*Task requirements*
Exactly how many lines in the data below contain the string "until"? Give that number and nothing else.

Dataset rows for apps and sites
****************************************

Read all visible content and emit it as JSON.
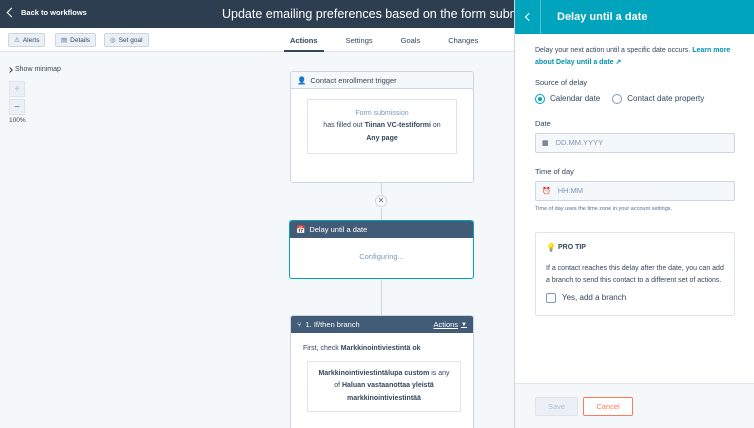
{
  "header": {
    "back_label": "Back to workflows",
    "workflow_title": "Update emailing preferences based on the form submission"
  },
  "toolbar": {
    "alerts_label": "Alerts",
    "details_label": "Details",
    "set_goal_label": "Set goal",
    "tabs": [
      {
        "label": "Actions",
        "active": true
      },
      {
        "label": "Settings",
        "active": false
      },
      {
        "label": "Goals",
        "active": false
      },
      {
        "label": "Changes",
        "active": false
      }
    ]
  },
  "canvas": {
    "minimap_label": "Show minimap",
    "zoom_in": "+",
    "zoom_out": "−",
    "zoom_level": "100%",
    "trigger": {
      "header": "Contact enrollment trigger",
      "line1": "Form submission",
      "line2_prefix": "has filled out",
      "form_name": "Tiinan VC-testiformi",
      "line2_suffix": "on",
      "line3": "Any page"
    },
    "delay_card": {
      "header": "Delay until a date",
      "body": "Configuring..."
    },
    "branch_card": {
      "header": "1. If/then branch",
      "actions_label": "Actions",
      "first_check_prefix": "First, check",
      "first_check_name": "Markkinointiviestintä ok",
      "property": "Markkinointiviestintälupa custom",
      "is_any_of": "is any",
      "of_text": "of",
      "value_line1": "Haluan vastaanottaa yleistä",
      "value_line2": "markkinointiviestintää"
    }
  },
  "panel": {
    "title": "Delay until a date",
    "description": "Delay your next action until a specific date occurs.",
    "learn_more": "Learn more about Delay until a date",
    "source_label": "Source of delay",
    "radio_calendar": "Calendar date",
    "radio_property": "Contact date property",
    "date_label": "Date",
    "date_placeholder": "DD.MM.YYYY",
    "time_label": "Time of day",
    "time_placeholder": "HH:MM",
    "time_helper": "Time of day uses the time zone in your account settings.",
    "tip_heading": "PRO TIP",
    "tip_text": "If a contact reaches this delay after the date, you can add a branch to send this contact to a different set of actions.",
    "tip_checkbox": "Yes, add a branch",
    "save_label": "Save",
    "cancel_label": "Cancel"
  },
  "colors": {
    "header_bg": "#2d3e50",
    "panel_accent": "#00a4bd",
    "cancel_accent": "#ff7a59",
    "link": "#0091ae"
  }
}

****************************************

*Written response*
4